Friday, January 4, 2008
This will wrap up the last of the Kimbo (Kevin Ferguson) fights. After training with Bas Rutten for the big-money MMA circut, he claims he will no longer fight in the street. Despite the raw brutishness of these fights, they are always handled with sportsmanship and civility. Compared to these early fights, it's easy to see the improvements he's made in his game. The Mercer fight went quickly to the ground where Kimbo submitted Mercer with a choke. I have to admit, it has really been interesting to follow Kimbo's rise to fame in the professional fight game, you gotta give the guy credit, he's got a lot of heart. Good luck to him!
Thursday, January 3, 2008
This post brought to you by the lucky Number Seven
(And Madam Blavatsky, for some reason)
Well, I slipped, I ducked, I made every attempt to avoid getting hit.

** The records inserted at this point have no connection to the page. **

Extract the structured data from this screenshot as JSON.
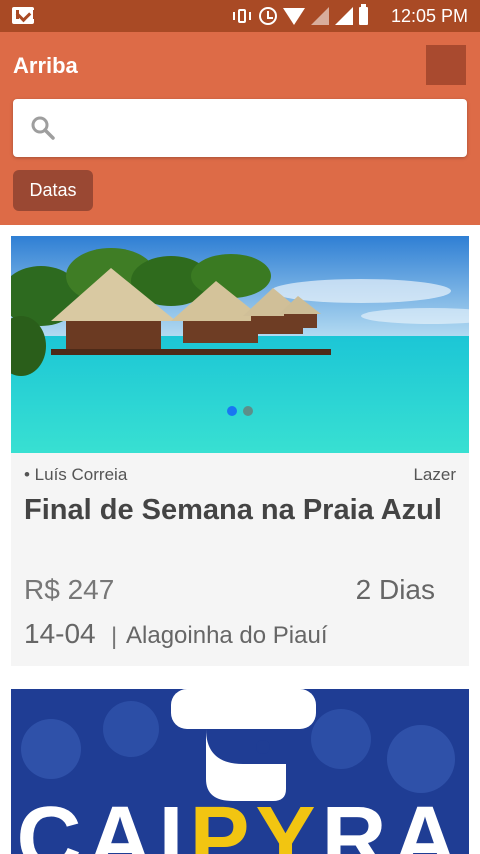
{
  "status_bar": {
    "time": "12:05 PM",
    "icons": [
      "gmail-icon",
      "vibrate-icon",
      "alarm-icon",
      "wifi-icon",
      "signal-icon",
      "battery-icon"
    ]
  },
  "app_bar": {
    "title": "Arriba",
    "search": {
      "value": "",
      "placeholder": ""
    },
    "filter_button": "Datas"
  },
  "cards": [
    {
      "location": "• Luís Correia",
      "category": "Lazer",
      "title": "Final de Semana na Praia Azul",
      "price": "R$ 247",
      "duration": "2 Dias",
      "date": "14-04",
      "separator": "|",
      "destination": "Alagoinha do Piauí",
      "carousel": {
        "total": 2,
        "active": 1
      }
    },
    {
      "banner_text": "CAIPYRA"
    }
  ],
  "colors": {
    "status_bar": "#a94a25",
    "app_bar": "#dd6b47",
    "button": "#9a4833",
    "card_bg": "#f5f5f5",
    "accent_dot": "#1877f2"
  }
}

But you know it was bound to happen—Nathan at TDA training nailed me with the “Blog Tag”.
Here are the rules:
· Link to the person who tagged you and post the rules on your blog.
· Share 7 random or weird things about yourself.
· Tag 7 random people at the end of your post, and include links to their Blog
· Let each person know they have been tagged by leaving a comment on their Blog
So, as much as this sucks, here goes:
1. I climbed Mount St. Helens in Washington twice before it blew in 1980, the first time was on my fourteenth birthday. I also climbed four other mountains in the Oregon Cascades. We almost got killed once.
2. My best friend and I took a year off college and went deep into the coast range in Oregon and built a log cabin with just hand tools. We caught Salmon, shot deer, elk, pigeons and squirrels for food. Once a week we’d hike out to get beer and supplies, occasionally driving to the University of Oregon to visit with the girls. It changed my life.
3. I lived on and managed a farm in Oregon for eight years. It was on a large island in the Columbia River. I moved to Washington State where I live on another Island and managed an organic vegetable farm for the first four years I lived here. It has become my destiny to live and farm on islands.
4. The farm in Oregon was sold to an extremely wealthy individual who kept me on as an employee. He started one of the biggest Ostrich ranches in Oregon. At one point, we had about 150 Ostriches. Those birds are freakin’ dangerous, I almost got killed a couple of times.
5. I wrote for two “alternative” newspapers in Portland. After writing articles about a local CIA contract airline and a certain “black-bag” operative, I received threats.
6. I was investigated by an agency of the Federal Government. I was cleared by the U.S. Attorney and said agency. I submitted a Freedom Of Information Act Request for my file to see what they were interested in. I received it and it’s around thirty pages. Case closed.
7. I have always owned dogs. I think each one is better and smarter than the last.
So there you have it.
As you know, Dojo Rats are known to “bend the rules”. Therefore, due to the fact that so many Blogs have already been “tagged”, I will only select one Blog to “tag”.
I would like to choose my all-time favorite, Richard at “Uchi Deshi”. Richard is a live-in member of an Aikido Dojo, and has one of the best narratives of life in the Dojo I have ever read. Please check it out—even if he is indeed editing out some of the “good stuff” his traditional Sensei disapproves of!
Tuesday, January 1, 2008
Hippie New Year!
Sure, why not! This girl had a little too much LSD on New Years Eve. Wow! What a outrageous "B" movie performance from a Nancy Sinatra wanna-be... Ha, ha-- Watch at the very end, that's the funny part.
This new year is special, It's possibly the most important election year of our lifetime, and as of the Chinese New Year on February 7th 2008, IT'S THE YEAR OF THE RAT! THE DOJO RAT!
Stay Tuned and Get ready for the Chinese New Year!